What is hook and loop material (Velcro)?
The hook is the hard (rough) side, which has many plastic "hooks". The loop is the soft side, which has many soft fabric "loops". When they are pressed together, the hooks grab the loops.
It is a magical invention -but not a perfect one.
When the hook grabs the loop particularly well, it requires more force to pull the two sides apart. And that can be a real pain, depending on the size of the hook and loop patches. The better the hook and loop grips itself, the more likely it is to wear out and not grip. Small patches of hook and loop can also present issues because their is less room for error.
Every time you pull hook and loop apart you damage the loop a little.
Using hook and loop material on short cuff ski gloves is a more functional alternative to knit wrists because it allows you to regulate the tightness of the cuff but it has less long-term durability. It's a compromise between performance and durability.
What should I do if my Velcro is worn out and doesn't stick together anymore?
One of the good things about hook and loop technology is that maintenance and a few little tricks will significantly extend its' usable life.
1) Find a file cleaner, metal wire or paperclip and get all the cloth material out of the grip of the hook material.

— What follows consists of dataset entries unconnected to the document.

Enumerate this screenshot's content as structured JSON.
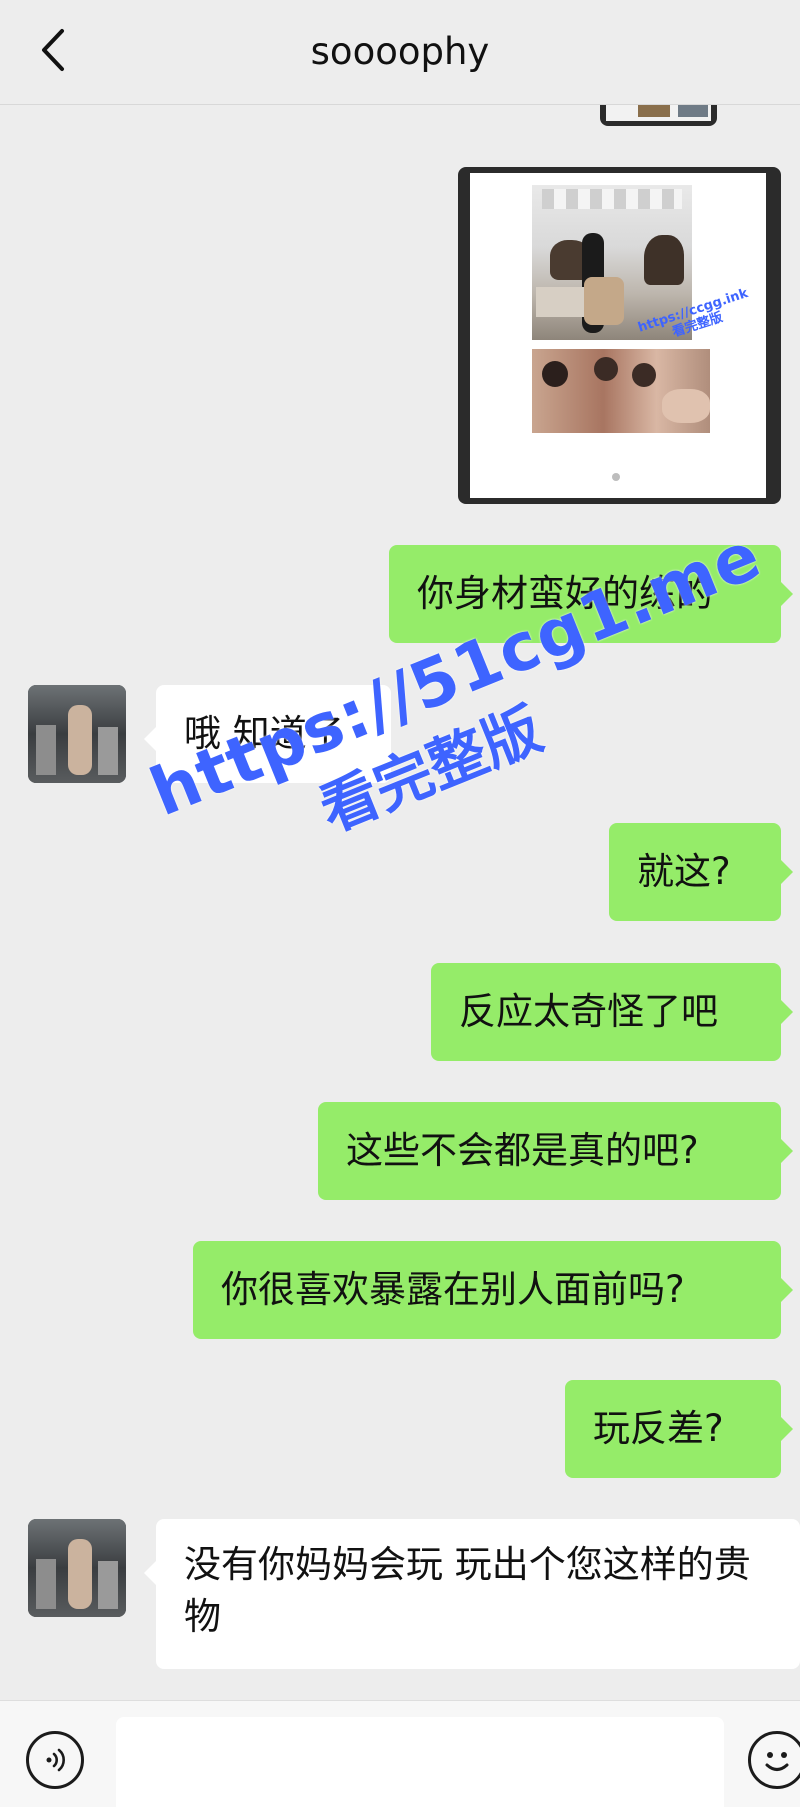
{
  "header": {
    "title": "soooophy",
    "back_icon": "chevron-left-icon"
  },
  "messages": [
    {
      "id": "m1",
      "from": "me",
      "type": "image"
    },
    {
      "id": "m2",
      "from": "me",
      "type": "text",
      "text": "你身材蛮好的练的"
    },
    {
      "id": "m3",
      "from": "them",
      "type": "text",
      "text": "哦 知道了"
    },
    {
      "id": "m4",
      "from": "me",
      "type": "text",
      "text": "就这?"
    },
    {
      "id": "m5",
      "from": "me",
      "type": "text",
      "text": "反应太奇怪了吧"
    },
    {
      "id": "m6",
      "from": "me",
      "type": "text",
      "text": "这些不会都是真的吧?"
    },
    {
      "id": "m7",
      "from": "me",
      "type": "text",
      "text": "你很喜欢暴露在别人面前吗?"
    },
    {
      "id": "m8",
      "from": "me",
      "type": "text",
      "text": "玩反差?"
    },
    {
      "id": "m9",
      "from": "them",
      "type": "text",
      "text": "没有你妈妈会玩 玩出个您这样的贵物"
    }
  ],
  "image_message": {
    "watermark_url": "https://ccgg.ink",
    "watermark_label": "看完整版"
  },
  "watermark": {
    "url": "https://51cg1.me",
    "label": "看完整版"
  },
  "input_bar": {
    "voice_icon": "voice-icon",
    "emoji_icon": "emoji-icon",
    "input_value": ""
  },
  "colors": {
    "sent_bubble": "#95ec69",
    "received_bubble": "#ffffff",
    "background": "#ededed",
    "watermark": "#3e64ff"
  }
}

2) Use a scissors and trim some of the loop material that is clearly worn (pulled apart).
3) The single most immediate and effective fix of the loop material is using a lighter. Lightly singe (burn) some of the loop ends that are worn out. If the loop won't grip, then you have nothing to lose in trying this fix. It works every time for me.

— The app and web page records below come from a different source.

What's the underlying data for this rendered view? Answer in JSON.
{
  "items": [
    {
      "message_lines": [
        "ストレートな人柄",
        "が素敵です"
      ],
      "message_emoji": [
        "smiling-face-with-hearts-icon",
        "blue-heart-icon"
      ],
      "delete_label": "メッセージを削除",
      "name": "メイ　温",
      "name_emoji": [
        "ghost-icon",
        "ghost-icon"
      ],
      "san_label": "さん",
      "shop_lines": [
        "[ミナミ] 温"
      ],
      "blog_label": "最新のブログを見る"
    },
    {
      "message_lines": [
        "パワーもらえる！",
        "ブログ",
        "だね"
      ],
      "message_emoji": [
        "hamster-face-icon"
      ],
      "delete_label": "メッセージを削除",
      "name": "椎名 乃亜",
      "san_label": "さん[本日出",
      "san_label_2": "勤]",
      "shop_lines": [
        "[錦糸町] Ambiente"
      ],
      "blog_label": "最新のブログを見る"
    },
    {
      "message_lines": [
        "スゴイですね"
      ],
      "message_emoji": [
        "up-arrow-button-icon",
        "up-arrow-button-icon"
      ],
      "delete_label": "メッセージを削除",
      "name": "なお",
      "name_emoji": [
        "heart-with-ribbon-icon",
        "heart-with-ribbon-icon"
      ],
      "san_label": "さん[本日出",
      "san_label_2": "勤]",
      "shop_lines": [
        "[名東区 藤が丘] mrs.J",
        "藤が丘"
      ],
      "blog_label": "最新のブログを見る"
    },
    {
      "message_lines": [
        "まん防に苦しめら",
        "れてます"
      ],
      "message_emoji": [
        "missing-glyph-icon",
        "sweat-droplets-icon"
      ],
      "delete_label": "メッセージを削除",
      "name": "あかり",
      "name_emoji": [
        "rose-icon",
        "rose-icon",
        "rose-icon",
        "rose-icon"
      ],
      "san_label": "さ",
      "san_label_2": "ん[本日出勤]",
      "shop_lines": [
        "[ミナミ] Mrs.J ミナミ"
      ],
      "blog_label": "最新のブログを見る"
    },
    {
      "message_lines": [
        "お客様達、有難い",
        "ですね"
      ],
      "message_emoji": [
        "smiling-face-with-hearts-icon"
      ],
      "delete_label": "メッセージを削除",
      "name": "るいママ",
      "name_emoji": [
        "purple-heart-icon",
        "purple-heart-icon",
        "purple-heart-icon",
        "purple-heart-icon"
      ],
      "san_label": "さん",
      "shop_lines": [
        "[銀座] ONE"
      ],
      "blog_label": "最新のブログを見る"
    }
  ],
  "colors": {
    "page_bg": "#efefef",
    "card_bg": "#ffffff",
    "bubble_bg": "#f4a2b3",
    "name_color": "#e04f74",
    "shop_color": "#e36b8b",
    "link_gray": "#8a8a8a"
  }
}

There you have it! Velcro is awesome, even if it's designed to wear out and annoy us. There is no one on Earth that loves AND hates hook and loop material more than your humble ski glove company owner.